What is expected: Retype the records in full, exactly as they stand.

Page and application data records:
* * *

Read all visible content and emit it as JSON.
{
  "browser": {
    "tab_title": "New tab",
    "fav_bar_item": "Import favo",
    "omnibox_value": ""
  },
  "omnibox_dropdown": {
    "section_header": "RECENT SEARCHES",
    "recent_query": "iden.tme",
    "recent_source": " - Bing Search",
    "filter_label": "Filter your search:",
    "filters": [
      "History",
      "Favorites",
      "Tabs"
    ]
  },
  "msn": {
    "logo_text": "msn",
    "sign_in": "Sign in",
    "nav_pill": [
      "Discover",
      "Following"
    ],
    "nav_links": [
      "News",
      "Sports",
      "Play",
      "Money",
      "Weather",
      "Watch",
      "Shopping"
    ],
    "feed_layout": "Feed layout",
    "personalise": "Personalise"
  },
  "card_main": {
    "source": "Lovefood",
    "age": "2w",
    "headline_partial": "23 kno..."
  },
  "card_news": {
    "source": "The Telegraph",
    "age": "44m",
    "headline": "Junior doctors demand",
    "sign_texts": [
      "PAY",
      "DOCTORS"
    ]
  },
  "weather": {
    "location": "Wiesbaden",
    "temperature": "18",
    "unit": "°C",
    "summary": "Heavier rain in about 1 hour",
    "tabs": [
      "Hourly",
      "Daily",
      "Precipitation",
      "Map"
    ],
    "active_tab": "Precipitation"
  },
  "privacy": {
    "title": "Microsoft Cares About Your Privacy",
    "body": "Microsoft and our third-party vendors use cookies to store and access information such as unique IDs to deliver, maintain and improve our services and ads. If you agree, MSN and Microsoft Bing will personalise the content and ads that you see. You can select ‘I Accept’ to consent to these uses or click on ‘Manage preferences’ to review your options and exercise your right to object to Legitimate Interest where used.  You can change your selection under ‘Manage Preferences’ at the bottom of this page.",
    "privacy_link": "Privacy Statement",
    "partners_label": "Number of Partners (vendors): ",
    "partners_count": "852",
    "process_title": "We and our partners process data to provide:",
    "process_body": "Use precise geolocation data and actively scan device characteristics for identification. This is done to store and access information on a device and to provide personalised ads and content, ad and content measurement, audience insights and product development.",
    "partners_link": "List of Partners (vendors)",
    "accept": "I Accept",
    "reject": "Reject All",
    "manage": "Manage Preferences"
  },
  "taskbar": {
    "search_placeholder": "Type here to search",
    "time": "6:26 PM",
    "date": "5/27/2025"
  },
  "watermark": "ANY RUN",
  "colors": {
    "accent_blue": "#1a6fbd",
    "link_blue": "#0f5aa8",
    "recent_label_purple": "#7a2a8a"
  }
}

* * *

Written solution:
Read all visible content and emit it as JSON.
{
  "browser": {
    "tab_title": "New tab",
    "fav_bar_item": "Import favo",
    "omnibox_value": ""
  },
  "omnibox_dropdown": {
    "section_header": "RECENT SEARCHES",
    "recent_query": "iden.tme",
    "recent_source": " - Bing Search",
    "filter_label": "Filter your search:",
    "filters": [
      "History",
      "Favorites",
      "Tabs"
    ]
  },
  "msn": {
    "logo_text": "msn",
    "sign_in": "Sign in",
    "nav_pill": [
      "Discover",
      "Following"
    ],
    "nav_links": [
      "News",
      "Sports",
      "Play",
      "Money",
      "Weather",
      "Watch",
      "Shopping"
    ],
    "feed_layout": "Feed layout",
    "personalise": "Personalise"
  },
  "card_main": {
    "source": "Lovefood",
    "age": "2w",
    "headline_partial": "23 kno..."
  },
  "card_news": {
    "source": "The Telegraph",
    "age": "44m",
    "headline": "Junior doctors demand",
    "sign_texts": [
      "PAY",
      "DOCTORS"
    ]
  },
  "weather": {
    "location": "Wiesbaden",
    "temperature": "18",
    "unit": "°C",
    "summary": "Heavier rain in about 1 hour",
    "tabs": [
      "Hourly",
      "Daily",
      "Precipitation",
      "Map"
    ],
    "active_tab": "Precipitation"
  },
  "privacy": {
    "title": "Microsoft Cares About Your Privacy",
    "body": "Microsoft and our third-party vendors use cookies to store and access information such as unique IDs to deliver, maintain and improve our services and ads. If you agree, MSN and Microsoft Bing will personalise the content and ads that you see. You can select ‘I Accept’ to consent to these uses or click on ‘Manage preferences’ to review your options and exercise your right to object to Legitimate Interest where used.  You can change your selection under ‘Manage Preferences’ at the bottom of this page.",
    "privacy_link": "Privacy Statement",
    "partners_label": "Number of Partners (vendors): ",
    "partners_count": "852",
    "process_title": "We and our partners process data to provide:",
    "process_body": "Use precise geolocation data and actively scan device characteristics for identification. This is done to store and access information on a device and to provide personalised ads and content, ad and content measurement, audience insights and product development.",
    "partners_link": "List of Partners (vendors)",
    "accept": "I Accept",
    "reject": "Reject All",
    "manage": "Manage Preferences"
  },
  "taskbar": {
    "search_placeholder": "Type here to search",
    "time": "6:26 PM",
    "date": "5/27/2025"
  },
  "watermark": "ANY RUN",
  "colors": {
    "accent_blue": "#1a6fbd",
    "link_blue": "#0f5aa8",
    "recent_label_purple": "#7a2a8a"
  }
}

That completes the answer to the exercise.